Amid exceptional circumstances, UK petrol prices fell by their largest margin in 12 years in March, triggered by a complete collapse in the world oil price, says the latest RAC Fuel Watch report.
While the price of a barrel of crude oil began the month above $50, by the end of March it had plummeted by 66% to under $18, its lowest level in 18 years.
This was due to a combination of plunging demand in the wake of the coronavirus outbreak and a huge glut in oil, the latter as a result of major oil producing nations being unable to agree a deal on how to cut supply.
The impact on wholesale, and therefore retail forecourt prices was stark. More than 9p came off the average price of unleaded in the month, with prices falling from 122.72p to 113.54p per litre, while the price of diesel was down by nearly 8p, from 125.7p to 117.8p per litre.

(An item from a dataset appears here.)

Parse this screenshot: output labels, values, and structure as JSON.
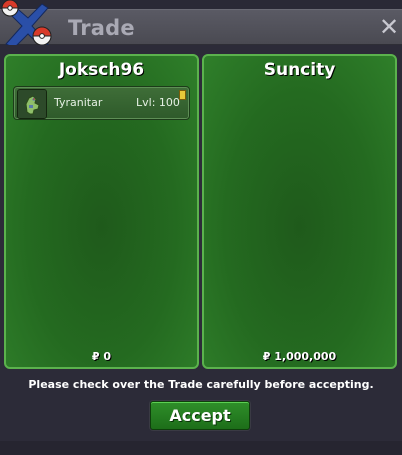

There still remains the possibility of further price cuts in April however. Based on the reductions in the wholesale price of both unleaded and diesel – down 16p and 10.5p respectively last month – there is still scope for forecourts to come down even further, to 98p per litre for petrol and 108p, if retailers pass on the savings they are making to drivers.
RAC fuel spokesman Simon Williams said: “February was a pretty extraordinary month for fuel price reductions, but nothing prepared anyone for what would happen in March as the impact of the coronavirus began to be felt. An already-oversupplied oil market was suddenly faced with an enormous shortage in demand as worldwide travel ground to a halt.
“Wholesale fuel prices have slid so far that there remains scope for further price cuts, but we are very mindful at this time of the pressure this can place on smaller, independent forecourts that provide a vital service in areas where there is no supermarket footprint.
“While we all want reasonably priced fuel for our essential journeys, surely none of us want to see smaller enterprises going out of business trying to match the supermarkets’ big price cuts at a time when so few of us are driving compared to normal.”
Rural garages have warned they may have to close after seeing a collapse in passing traffic and decrease in fuel sales. They have to buy fuel in advance and rely on subsequent forecourt sales to repay themselves for the outlay, but with such a decrease in business their debts are mounting and they rely on other sales to make up losses, but these have tailed off with fewer customers coming onto forecourts.